We welcome visitors to review the content of The State of Children in Pakistan website to correct, update and improve it. An editorial team will review your contribution and include it with an appropriate acknowledgement. Please use the “Submission Form” to send us your suggestions.


Previous Story

Health Dept. for age limit for girls’ marriage

Next Story

Case-Study on Afghan Children Education in Pakistan

Latest from Blog

Education laws

The Lahore High Court (LHC) has recently ruled that the Punjab government must establish rules under the Punjab Free and Compulsory Education Act, 2014, to ensure the compliance with this law at private schools. The ruling comes after a private school filed a petition against the denial of a registration…

Poliovirus found in Lasbela sewage sample

According to a news report, an environmental sample collected from Balochistan’s Lasbela district has tested positive for wild poliovirus type 1 (WPV1). The virus was found in a sewage sample collected from Lasbela, an official of the Regional Reference Laboratory for Polio Eradication at the National Institute of Health (NIH)…

Grace Marks by Sindh Government

In a move as surprising as it is contentious, the Sindh provincial government has decreed a generous 15% grace mark for students who faltered in their class XI examinations last year. The decision, prompted by an investigative committee report on the Board of Intermediate Education Karachi’s controversial results, comes as…

Pakistan’s State Party Report to CRC – Cycle VI-VII

Pakistan, as a State Party to the Convention on the Rights of the Child (CRC), has recently submitted its State Party Report for Reporting Cycle VI-VII. This report serves as a comprehensive overview of Pakistan’s efforts and progress in promoting and protecting the rights of children in accordance with the…

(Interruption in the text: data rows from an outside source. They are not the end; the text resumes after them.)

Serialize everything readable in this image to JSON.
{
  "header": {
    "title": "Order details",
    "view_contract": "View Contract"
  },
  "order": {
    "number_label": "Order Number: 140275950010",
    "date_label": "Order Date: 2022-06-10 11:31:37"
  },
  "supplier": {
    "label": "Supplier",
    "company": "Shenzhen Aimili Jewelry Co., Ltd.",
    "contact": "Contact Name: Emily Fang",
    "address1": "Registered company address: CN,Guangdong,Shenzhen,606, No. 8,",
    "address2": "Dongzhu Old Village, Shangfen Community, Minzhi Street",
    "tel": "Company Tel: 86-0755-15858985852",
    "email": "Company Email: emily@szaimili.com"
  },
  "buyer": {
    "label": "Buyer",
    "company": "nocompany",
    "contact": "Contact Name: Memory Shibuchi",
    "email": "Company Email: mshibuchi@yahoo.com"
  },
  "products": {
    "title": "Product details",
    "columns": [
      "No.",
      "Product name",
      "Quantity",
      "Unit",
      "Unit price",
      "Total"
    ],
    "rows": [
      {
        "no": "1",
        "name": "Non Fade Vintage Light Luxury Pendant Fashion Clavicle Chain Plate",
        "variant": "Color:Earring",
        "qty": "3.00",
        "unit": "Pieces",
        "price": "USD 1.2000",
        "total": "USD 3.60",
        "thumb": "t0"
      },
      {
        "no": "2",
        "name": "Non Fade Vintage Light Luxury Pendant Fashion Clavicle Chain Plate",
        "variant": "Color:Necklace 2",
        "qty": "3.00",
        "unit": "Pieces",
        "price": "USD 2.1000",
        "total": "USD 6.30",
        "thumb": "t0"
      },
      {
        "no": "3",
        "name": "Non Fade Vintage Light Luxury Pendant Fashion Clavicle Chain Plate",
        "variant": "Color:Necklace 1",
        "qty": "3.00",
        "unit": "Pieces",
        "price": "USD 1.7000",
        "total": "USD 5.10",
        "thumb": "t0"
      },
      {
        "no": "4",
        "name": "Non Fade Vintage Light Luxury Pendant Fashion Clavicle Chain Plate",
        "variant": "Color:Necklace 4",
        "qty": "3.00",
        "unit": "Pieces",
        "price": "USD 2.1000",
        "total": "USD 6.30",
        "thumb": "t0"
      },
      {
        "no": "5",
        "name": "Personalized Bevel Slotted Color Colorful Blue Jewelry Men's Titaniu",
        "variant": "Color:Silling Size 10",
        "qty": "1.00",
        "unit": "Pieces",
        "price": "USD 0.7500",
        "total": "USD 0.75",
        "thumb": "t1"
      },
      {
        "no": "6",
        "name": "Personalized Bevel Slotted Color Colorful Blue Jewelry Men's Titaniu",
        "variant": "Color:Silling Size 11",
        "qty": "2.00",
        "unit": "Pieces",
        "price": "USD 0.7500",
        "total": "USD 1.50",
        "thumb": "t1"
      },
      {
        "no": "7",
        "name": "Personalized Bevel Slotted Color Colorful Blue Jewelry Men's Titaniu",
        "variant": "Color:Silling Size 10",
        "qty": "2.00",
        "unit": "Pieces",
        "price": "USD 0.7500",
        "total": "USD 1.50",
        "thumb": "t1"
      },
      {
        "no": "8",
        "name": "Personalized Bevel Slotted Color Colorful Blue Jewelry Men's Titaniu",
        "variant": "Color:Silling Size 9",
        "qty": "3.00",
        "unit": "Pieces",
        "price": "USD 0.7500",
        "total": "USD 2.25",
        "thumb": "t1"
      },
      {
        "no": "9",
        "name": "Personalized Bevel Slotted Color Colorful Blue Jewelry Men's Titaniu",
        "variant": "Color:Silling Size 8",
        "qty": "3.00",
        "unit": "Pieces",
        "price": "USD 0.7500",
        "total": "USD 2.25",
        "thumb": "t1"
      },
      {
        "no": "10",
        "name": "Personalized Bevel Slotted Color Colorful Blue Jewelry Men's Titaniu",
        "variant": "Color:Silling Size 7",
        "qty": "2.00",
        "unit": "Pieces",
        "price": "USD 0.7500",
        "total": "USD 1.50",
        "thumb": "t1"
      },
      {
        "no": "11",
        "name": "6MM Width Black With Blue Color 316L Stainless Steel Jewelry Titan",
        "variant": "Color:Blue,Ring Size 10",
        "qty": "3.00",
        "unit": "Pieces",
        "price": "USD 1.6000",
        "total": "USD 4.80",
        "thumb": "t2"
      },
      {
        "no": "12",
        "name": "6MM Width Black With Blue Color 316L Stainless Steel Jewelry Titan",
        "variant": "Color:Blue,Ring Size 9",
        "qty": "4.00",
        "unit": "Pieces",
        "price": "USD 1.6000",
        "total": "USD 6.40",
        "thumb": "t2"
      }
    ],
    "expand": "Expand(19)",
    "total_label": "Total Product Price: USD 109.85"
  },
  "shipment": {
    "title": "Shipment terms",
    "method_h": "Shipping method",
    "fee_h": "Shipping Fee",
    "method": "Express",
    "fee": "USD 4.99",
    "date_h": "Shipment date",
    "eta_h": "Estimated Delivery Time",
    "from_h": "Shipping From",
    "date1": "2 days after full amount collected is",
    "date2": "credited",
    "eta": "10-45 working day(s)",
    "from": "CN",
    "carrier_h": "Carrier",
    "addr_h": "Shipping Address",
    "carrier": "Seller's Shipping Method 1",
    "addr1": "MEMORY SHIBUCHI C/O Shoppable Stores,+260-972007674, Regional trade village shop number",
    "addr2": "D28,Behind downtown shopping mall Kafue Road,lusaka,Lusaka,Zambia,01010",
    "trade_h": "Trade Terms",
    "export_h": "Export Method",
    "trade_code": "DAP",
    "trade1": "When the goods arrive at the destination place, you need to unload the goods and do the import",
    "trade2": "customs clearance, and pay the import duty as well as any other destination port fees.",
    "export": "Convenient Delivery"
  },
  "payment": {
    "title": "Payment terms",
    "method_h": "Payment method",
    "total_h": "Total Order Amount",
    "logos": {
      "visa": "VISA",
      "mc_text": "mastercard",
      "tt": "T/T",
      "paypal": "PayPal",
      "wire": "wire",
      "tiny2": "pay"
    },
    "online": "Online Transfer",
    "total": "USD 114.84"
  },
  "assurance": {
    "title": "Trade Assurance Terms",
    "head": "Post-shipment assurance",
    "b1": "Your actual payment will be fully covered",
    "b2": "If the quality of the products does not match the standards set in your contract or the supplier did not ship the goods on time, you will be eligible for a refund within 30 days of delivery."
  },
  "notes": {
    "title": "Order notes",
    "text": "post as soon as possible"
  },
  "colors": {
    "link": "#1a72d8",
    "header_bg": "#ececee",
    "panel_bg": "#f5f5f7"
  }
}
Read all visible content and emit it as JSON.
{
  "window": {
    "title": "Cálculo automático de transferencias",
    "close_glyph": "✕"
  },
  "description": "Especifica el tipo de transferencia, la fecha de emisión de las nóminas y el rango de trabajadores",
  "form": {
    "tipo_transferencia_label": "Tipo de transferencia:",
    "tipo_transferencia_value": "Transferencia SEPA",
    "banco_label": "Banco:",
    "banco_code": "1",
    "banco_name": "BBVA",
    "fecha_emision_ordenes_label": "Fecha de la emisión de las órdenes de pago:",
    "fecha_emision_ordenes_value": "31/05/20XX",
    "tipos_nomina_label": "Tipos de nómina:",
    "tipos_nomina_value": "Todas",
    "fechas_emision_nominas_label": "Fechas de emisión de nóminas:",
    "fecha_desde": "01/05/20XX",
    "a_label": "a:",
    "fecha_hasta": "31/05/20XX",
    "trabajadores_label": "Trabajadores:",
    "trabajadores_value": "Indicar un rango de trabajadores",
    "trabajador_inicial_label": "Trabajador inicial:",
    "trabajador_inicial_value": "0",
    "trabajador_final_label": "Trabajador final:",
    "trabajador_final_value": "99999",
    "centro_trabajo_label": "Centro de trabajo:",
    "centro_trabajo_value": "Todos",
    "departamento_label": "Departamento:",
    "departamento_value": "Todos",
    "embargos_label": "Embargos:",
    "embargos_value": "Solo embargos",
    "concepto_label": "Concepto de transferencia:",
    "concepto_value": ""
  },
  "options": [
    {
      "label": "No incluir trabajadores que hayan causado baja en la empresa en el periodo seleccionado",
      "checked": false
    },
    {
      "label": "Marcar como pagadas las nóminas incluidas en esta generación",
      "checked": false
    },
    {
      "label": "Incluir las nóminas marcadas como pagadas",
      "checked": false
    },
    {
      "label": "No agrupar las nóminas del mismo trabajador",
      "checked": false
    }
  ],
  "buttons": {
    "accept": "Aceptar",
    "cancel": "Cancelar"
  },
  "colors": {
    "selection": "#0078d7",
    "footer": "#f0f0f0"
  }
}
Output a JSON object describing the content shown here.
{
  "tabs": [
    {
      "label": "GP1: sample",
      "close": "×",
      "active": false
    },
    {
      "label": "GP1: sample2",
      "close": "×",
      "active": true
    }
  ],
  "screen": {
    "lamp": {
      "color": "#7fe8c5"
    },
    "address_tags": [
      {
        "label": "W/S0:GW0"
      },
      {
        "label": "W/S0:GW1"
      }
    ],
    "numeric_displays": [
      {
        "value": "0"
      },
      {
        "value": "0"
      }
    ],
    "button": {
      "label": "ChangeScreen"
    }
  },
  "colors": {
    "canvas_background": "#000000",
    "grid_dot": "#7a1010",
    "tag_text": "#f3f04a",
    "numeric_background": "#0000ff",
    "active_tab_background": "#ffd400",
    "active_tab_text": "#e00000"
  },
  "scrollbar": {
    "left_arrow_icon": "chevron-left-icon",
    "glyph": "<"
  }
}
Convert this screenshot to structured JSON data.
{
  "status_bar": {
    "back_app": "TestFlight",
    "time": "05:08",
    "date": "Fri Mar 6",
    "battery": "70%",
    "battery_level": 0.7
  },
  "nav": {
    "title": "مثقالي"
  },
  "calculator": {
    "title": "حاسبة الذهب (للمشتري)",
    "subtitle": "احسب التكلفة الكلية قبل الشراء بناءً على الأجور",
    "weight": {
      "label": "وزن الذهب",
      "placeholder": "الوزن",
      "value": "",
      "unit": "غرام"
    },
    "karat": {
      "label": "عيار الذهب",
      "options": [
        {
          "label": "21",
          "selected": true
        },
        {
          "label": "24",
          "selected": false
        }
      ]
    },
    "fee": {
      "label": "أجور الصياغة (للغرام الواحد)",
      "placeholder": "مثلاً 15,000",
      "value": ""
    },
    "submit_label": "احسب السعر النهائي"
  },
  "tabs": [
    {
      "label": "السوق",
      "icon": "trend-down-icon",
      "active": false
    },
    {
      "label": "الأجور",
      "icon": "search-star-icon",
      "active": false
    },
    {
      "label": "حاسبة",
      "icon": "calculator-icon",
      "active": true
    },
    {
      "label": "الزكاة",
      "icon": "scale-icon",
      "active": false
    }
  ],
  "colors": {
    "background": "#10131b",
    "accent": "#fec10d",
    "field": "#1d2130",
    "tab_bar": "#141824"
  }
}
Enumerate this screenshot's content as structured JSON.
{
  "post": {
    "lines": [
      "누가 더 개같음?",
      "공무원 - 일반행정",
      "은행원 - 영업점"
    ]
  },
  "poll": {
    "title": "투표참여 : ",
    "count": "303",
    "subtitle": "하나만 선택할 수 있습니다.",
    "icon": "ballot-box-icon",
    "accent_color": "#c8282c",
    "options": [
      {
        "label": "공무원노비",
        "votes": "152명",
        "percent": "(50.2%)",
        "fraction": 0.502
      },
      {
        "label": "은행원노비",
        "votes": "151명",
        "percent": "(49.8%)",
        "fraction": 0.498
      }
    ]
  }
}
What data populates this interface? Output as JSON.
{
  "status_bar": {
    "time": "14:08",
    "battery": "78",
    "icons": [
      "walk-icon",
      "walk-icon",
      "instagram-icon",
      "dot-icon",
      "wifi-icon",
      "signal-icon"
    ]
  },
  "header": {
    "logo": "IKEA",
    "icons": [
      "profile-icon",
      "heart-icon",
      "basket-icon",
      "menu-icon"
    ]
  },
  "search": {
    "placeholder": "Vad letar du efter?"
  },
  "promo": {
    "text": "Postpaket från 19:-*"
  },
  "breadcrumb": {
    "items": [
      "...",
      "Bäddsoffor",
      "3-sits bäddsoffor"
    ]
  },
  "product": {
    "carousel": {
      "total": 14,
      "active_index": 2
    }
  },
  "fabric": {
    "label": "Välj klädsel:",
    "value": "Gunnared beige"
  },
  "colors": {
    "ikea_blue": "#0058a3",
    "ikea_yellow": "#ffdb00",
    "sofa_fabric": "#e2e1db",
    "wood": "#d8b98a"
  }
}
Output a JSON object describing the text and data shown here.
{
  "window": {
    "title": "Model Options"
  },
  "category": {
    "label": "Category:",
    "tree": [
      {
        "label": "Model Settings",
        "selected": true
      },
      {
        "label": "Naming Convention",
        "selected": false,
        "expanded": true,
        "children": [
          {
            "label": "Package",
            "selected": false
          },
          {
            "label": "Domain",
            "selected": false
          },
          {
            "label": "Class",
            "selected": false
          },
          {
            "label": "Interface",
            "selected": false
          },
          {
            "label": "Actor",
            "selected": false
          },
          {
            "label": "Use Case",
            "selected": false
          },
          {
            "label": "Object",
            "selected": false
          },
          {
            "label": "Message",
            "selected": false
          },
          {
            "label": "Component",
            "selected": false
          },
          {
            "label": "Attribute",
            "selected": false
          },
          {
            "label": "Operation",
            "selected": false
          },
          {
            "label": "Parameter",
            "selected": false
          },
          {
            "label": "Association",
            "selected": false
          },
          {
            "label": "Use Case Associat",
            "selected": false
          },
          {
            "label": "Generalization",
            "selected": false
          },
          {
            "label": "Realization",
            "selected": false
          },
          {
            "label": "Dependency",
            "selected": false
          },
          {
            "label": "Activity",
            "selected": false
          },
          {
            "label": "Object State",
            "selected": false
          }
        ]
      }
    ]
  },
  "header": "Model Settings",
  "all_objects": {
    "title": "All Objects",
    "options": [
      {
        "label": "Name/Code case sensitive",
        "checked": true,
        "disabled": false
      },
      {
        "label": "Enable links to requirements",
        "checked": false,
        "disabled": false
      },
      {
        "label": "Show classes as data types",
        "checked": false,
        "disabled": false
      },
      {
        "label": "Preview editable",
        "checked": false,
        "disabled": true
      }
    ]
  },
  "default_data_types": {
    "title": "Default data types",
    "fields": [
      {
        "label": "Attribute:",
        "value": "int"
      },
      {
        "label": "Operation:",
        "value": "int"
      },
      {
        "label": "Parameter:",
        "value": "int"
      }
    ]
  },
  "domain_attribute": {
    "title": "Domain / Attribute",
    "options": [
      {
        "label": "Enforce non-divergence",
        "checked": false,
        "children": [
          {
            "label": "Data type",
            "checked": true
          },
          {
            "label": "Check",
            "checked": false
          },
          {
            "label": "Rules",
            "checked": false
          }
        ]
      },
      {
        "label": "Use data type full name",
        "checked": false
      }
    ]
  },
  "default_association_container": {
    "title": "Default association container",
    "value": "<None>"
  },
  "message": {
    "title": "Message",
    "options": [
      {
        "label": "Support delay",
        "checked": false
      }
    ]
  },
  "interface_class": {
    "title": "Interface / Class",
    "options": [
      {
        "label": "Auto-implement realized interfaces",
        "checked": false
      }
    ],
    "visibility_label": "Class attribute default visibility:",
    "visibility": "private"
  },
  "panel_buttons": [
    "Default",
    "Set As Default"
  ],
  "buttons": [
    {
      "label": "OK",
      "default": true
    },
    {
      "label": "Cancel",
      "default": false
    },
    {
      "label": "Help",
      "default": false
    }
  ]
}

Policy Brief on Child Trafficking

This report represents a state-of-the-art legislative/policy framework on the issue of child trafficking in Pakistan including recommendations for its effective improvement/implementation. It is published by National Commission on the Rights of Child (NCRC) with the support of UNICEF. Read Policy Briefing on Child Trafficking Post Views: 2…
Go toTop